What the task requires ::
Each entry below must be repeated word for word.

Supplied entries ::

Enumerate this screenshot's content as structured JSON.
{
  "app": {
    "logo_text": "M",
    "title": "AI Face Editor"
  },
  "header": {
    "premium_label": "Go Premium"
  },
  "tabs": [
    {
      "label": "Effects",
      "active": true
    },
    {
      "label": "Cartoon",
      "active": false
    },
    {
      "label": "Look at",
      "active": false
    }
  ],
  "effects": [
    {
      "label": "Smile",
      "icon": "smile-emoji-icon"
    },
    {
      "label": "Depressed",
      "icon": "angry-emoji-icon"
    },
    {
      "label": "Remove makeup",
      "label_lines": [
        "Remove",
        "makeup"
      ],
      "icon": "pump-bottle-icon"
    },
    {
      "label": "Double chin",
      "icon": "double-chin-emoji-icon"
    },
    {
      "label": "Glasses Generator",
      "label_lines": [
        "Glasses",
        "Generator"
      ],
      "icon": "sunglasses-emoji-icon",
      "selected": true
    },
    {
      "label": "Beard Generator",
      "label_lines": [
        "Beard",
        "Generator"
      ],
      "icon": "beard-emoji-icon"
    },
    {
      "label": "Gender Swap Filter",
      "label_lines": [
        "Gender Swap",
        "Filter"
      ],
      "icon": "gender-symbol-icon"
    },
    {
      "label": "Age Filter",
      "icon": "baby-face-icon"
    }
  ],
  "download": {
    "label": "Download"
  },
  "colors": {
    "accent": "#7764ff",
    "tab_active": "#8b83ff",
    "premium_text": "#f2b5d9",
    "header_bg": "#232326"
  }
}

Answer below ::
Enumerate this screenshot's content as structured JSON.
{
  "app": {
    "logo_text": "M",
    "title": "AI Face Editor"
  },
  "header": {
    "premium_label": "Go Premium"
  },
  "tabs": [
    {
      "label": "Effects",
      "active": true
    },
    {
      "label": "Cartoon",
      "active": false
    },
    {
      "label": "Look at",
      "active": false
    }
  ],
  "effects": [
    {
      "label": "Smile",
      "icon": "smile-emoji-icon"
    },
    {
      "label": "Depressed",
      "icon": "angry-emoji-icon"
    },
    {
      "label": "Remove makeup",
      "label_lines": [
        "Remove",
        "makeup"
      ],
      "icon": "pump-bottle-icon"
    },
    {
      "label": "Double chin",
      "icon": "double-chin-emoji-icon"
    },
    {
      "label": "Glasses Generator",
      "label_lines": [
        "Glasses",
        "Generator"
      ],
      "icon": "sunglasses-emoji-icon",
      "selected": true
    },
    {
      "label": "Beard Generator",
      "label_lines": [
        "Beard",
        "Generator"
      ],
      "icon": "beard-emoji-icon"
    },
    {
      "label": "Gender Swap Filter",
      "label_lines": [
        "Gender Swap",
        "Filter"
      ],
      "icon": "gender-symbol-icon"
    },
    {
      "label": "Age Filter",
      "icon": "baby-face-icon"
    }
  ],
  "download": {
    "label": "Download"
  },
  "colors": {
    "accent": "#7764ff",
    "tab_active": "#8b83ff",
    "premium_text": "#f2b5d9",
    "header_bg": "#232326"
  }
}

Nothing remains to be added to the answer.